/---
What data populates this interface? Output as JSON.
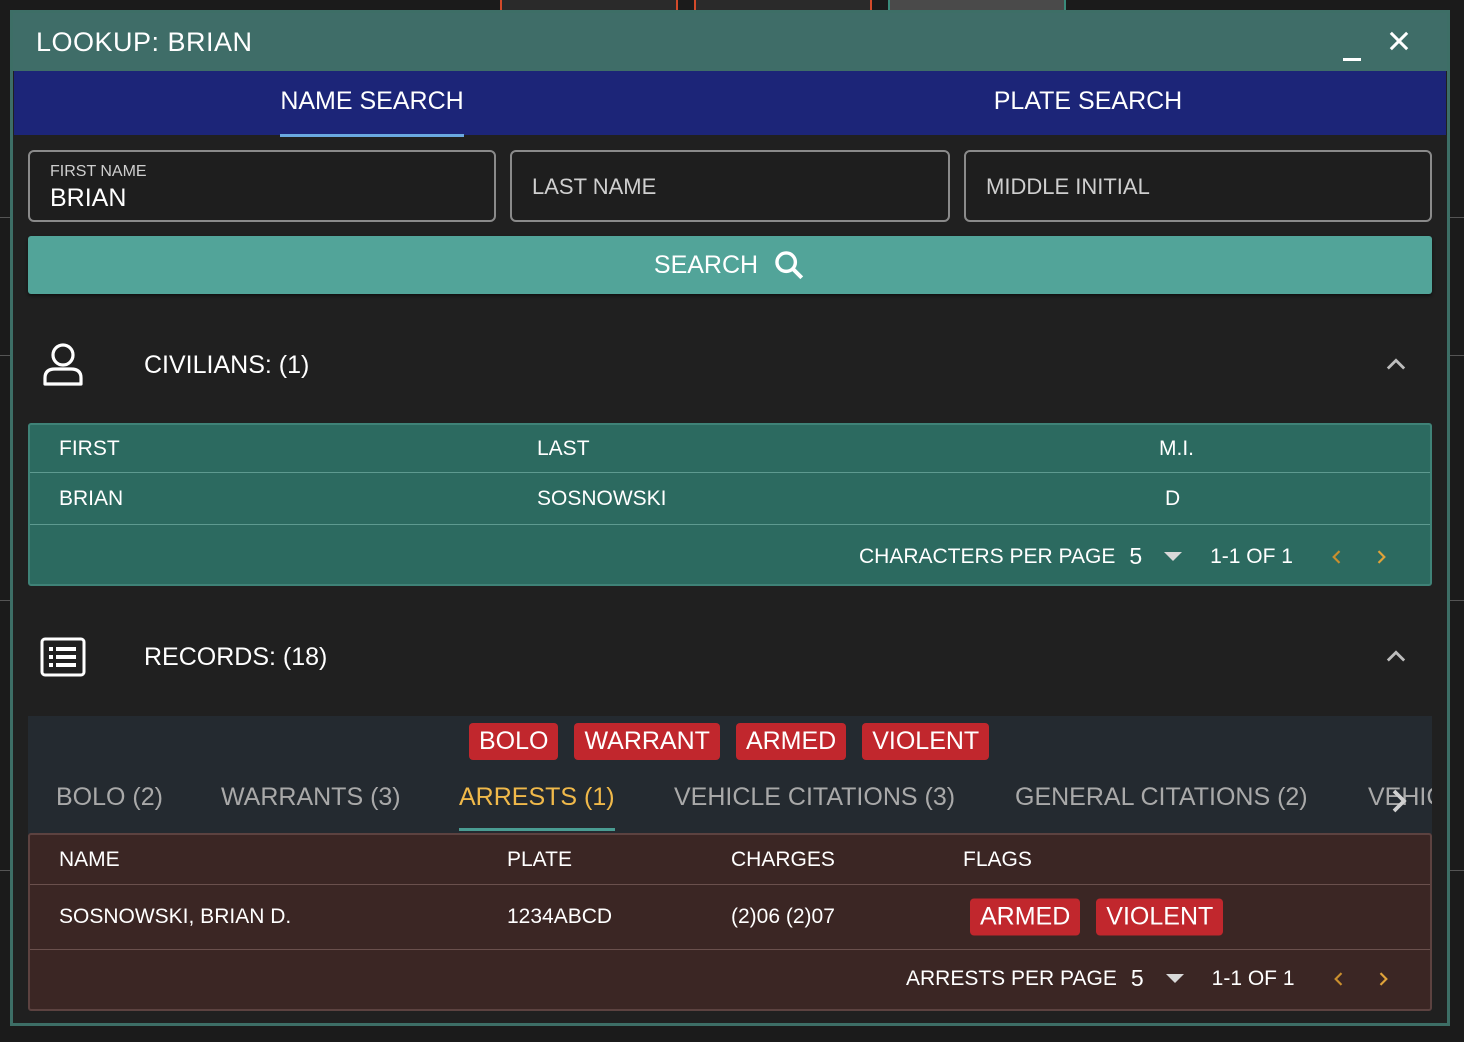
{
  "window": {
    "title": "LOOKUP: BRIAN"
  },
  "tabs": [
    {
      "label": "NAME SEARCH",
      "active": true
    },
    {
      "label": "PLATE SEARCH",
      "active": false
    }
  ],
  "fields": {
    "first_name": {
      "label": "FIRST NAME",
      "value": "BRIAN"
    },
    "last_name": {
      "placeholder": "LAST NAME"
    },
    "middle_initial": {
      "placeholder": "MIDDLE INITIAL"
    }
  },
  "search_button": {
    "label": "SEARCH",
    "icon": "search-icon"
  },
  "civilians": {
    "title": "CIVILIANS: (1)",
    "icon": "person-icon",
    "columns": [
      "FIRST",
      "LAST",
      "M.I."
    ],
    "rows": [
      [
        "BRIAN",
        "SOSNOWSKI",
        "D"
      ]
    ],
    "pager": {
      "label": "CHARACTERS PER PAGE",
      "per_page": "5",
      "range": "1-1 OF 1"
    }
  },
  "records": {
    "title": "RECORDS: (18)",
    "icon": "list-icon",
    "flags": [
      "BOLO",
      "WARRANT",
      "ARMED",
      "VIOLENT"
    ],
    "tabs": [
      {
        "label": "BOLO (2)",
        "active": false
      },
      {
        "label": "WARRANTS (3)",
        "active": false
      },
      {
        "label": "ARRESTS (1)",
        "active": true
      },
      {
        "label": "VEHICLE CITATIONS (3)",
        "active": false
      },
      {
        "label": "GENERAL CITATIONS (2)",
        "active": false
      },
      {
        "label": "VEHIC",
        "active": false
      }
    ]
  },
  "arrests": {
    "columns": [
      "NAME",
      "PLATE",
      "CHARGES",
      "FLAGS"
    ],
    "rows": [
      {
        "name": "SOSNOWSKI, BRIAN D.",
        "plate": "1234ABCD",
        "charges": "(2)06 (2)07",
        "flags": [
          "ARMED",
          "VIOLENT"
        ]
      }
    ],
    "pager": {
      "label": "ARRESTS PER PAGE",
      "per_page": "5",
      "range": "1-1 OF 1"
    }
  },
  "colors": {
    "titlebar": "#3f6d68",
    "tabs_bg": "#1c2578",
    "accent_teal": "#52a499",
    "flag_red": "#c1272d",
    "active_tab": "#f0b94a",
    "arrests_bg": "#3b2624"
  }
}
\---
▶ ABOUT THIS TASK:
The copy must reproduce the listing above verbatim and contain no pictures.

▶ WORKED SOLUTION:
What data populates this interface? Output as JSON.
{
  "window": {
    "title": "LOOKUP: BRIAN"
  },
  "tabs": [
    {
      "label": "NAME SEARCH",
      "active": true
    },
    {
      "label": "PLATE SEARCH",
      "active": false
    }
  ],
  "fields": {
    "first_name": {
      "label": "FIRST NAME",
      "value": "BRIAN"
    },
    "last_name": {
      "placeholder": "LAST NAME"
    },
    "middle_initial": {
      "placeholder": "MIDDLE INITIAL"
    }
  },
  "search_button": {
    "label": "SEARCH",
    "icon": "search-icon"
  },
  "civilians": {
    "title": "CIVILIANS: (1)",
    "icon": "person-icon",
    "columns": [
      "FIRST",
      "LAST",
      "M.I."
    ],
    "rows": [
      [
        "BRIAN",
        "SOSNOWSKI",
        "D"
      ]
    ],
    "pager": {
      "label": "CHARACTERS PER PAGE",
      "per_page": "5",
      "range": "1-1 OF 1"
    }
  },
  "records": {
    "title": "RECORDS: (18)",
    "icon": "list-icon",
    "flags": [
      "BOLO",
      "WARRANT",
      "ARMED",
      "VIOLENT"
    ],
    "tabs": [
      {
        "label": "BOLO (2)",
        "active": false
      },
      {
        "label": "WARRANTS (3)",
        "active": false
      },
      {
        "label": "ARRESTS (1)",
        "active": true
      },
      {
        "label": "VEHICLE CITATIONS (3)",
        "active": false
      },
      {
        "label": "GENERAL CITATIONS (2)",
        "active": false
      },
      {
        "label": "VEHIC",
        "active": false
      }
    ]
  },
  "arrests": {
    "columns": [
      "NAME",
      "PLATE",
      "CHARGES",
      "FLAGS"
    ],
    "rows": [
      {
        "name": "SOSNOWSKI, BRIAN D.",
        "plate": "1234ABCD",
        "charges": "(2)06 (2)07",
        "flags": [
          "ARMED",
          "VIOLENT"
        ]
      }
    ],
    "pager": {
      "label": "ARRESTS PER PAGE",
      "per_page": "5",
      "range": "1-1 OF 1"
    }
  },
  "colors": {
    "titlebar": "#3f6d68",
    "tabs_bg": "#1c2578",
    "accent_teal": "#52a499",
    "flag_red": "#c1272d",
    "active_tab": "#f0b94a",
    "arrests_bg": "#3b2624"
  }
}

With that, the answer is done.